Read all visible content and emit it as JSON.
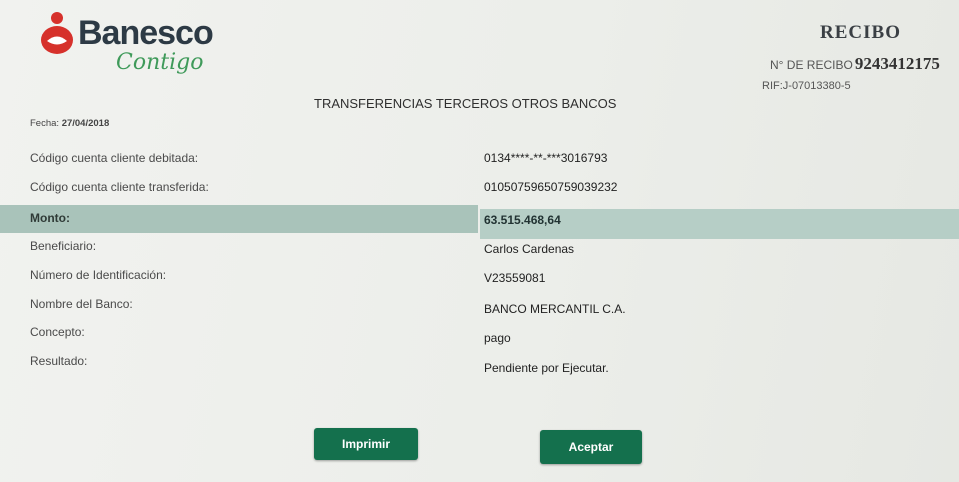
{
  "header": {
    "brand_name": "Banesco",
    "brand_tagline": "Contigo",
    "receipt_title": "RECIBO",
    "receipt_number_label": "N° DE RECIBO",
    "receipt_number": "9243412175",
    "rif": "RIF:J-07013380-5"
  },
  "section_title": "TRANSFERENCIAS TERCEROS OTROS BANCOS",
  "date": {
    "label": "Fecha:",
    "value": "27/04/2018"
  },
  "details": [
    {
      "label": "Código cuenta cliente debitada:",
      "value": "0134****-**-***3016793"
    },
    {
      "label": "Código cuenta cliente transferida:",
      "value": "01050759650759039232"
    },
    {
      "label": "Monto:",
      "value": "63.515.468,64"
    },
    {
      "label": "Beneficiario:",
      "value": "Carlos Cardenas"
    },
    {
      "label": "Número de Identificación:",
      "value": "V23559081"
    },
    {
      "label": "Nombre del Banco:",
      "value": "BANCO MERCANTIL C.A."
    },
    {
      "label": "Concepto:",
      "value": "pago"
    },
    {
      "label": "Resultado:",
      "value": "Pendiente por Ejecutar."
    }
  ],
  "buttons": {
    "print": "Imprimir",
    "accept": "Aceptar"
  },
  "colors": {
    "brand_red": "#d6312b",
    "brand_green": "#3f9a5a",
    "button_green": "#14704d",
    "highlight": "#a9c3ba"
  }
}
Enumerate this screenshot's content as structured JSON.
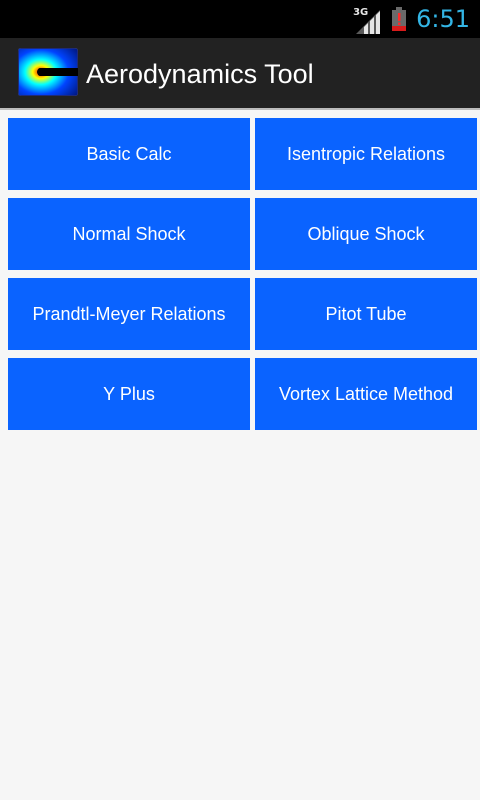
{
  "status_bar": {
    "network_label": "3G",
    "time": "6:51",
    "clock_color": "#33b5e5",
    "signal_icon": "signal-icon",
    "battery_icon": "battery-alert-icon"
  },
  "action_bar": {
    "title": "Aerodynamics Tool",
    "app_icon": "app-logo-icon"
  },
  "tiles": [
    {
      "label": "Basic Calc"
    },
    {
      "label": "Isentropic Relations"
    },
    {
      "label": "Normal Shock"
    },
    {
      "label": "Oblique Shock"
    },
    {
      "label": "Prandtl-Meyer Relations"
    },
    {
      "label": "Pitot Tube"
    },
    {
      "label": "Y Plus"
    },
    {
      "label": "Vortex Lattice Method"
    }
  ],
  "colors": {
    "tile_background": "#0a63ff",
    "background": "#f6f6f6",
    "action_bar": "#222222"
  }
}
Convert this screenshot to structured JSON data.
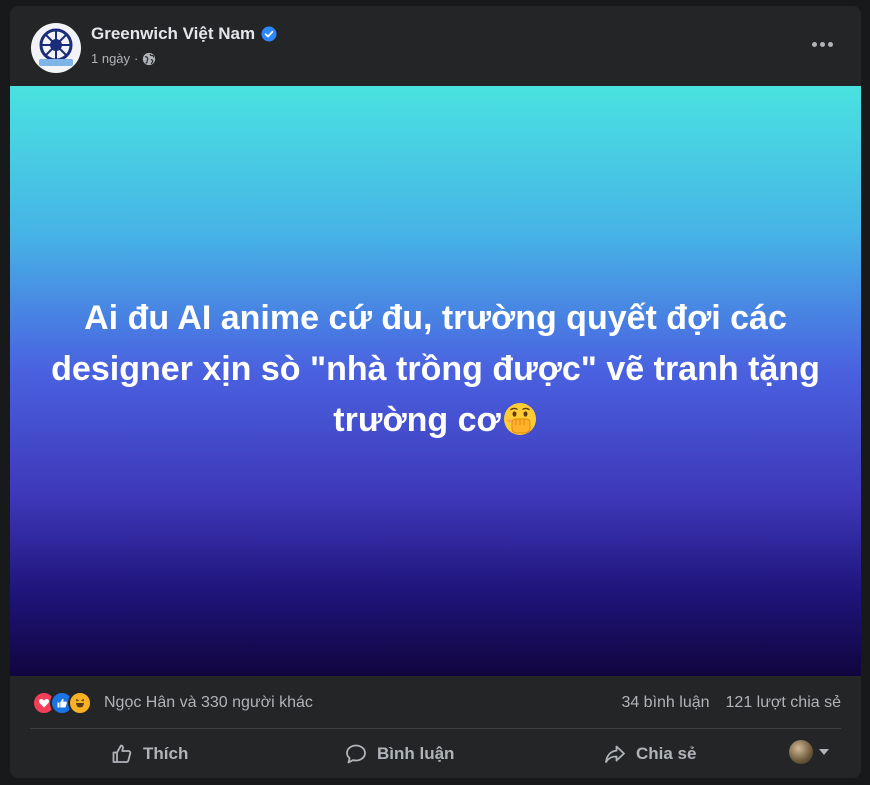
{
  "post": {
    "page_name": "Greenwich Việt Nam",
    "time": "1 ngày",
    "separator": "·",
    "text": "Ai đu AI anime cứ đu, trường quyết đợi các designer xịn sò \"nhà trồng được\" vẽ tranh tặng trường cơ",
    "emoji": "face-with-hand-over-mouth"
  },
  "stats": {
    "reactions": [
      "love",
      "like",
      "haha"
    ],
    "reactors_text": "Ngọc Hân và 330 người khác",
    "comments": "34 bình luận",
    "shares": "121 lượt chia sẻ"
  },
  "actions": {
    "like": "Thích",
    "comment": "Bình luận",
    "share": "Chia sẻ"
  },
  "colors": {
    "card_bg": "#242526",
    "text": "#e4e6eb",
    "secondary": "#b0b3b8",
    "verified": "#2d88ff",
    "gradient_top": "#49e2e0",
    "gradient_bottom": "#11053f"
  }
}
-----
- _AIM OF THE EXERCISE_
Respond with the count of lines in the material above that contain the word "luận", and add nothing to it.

- _TASK RESPONSE_
2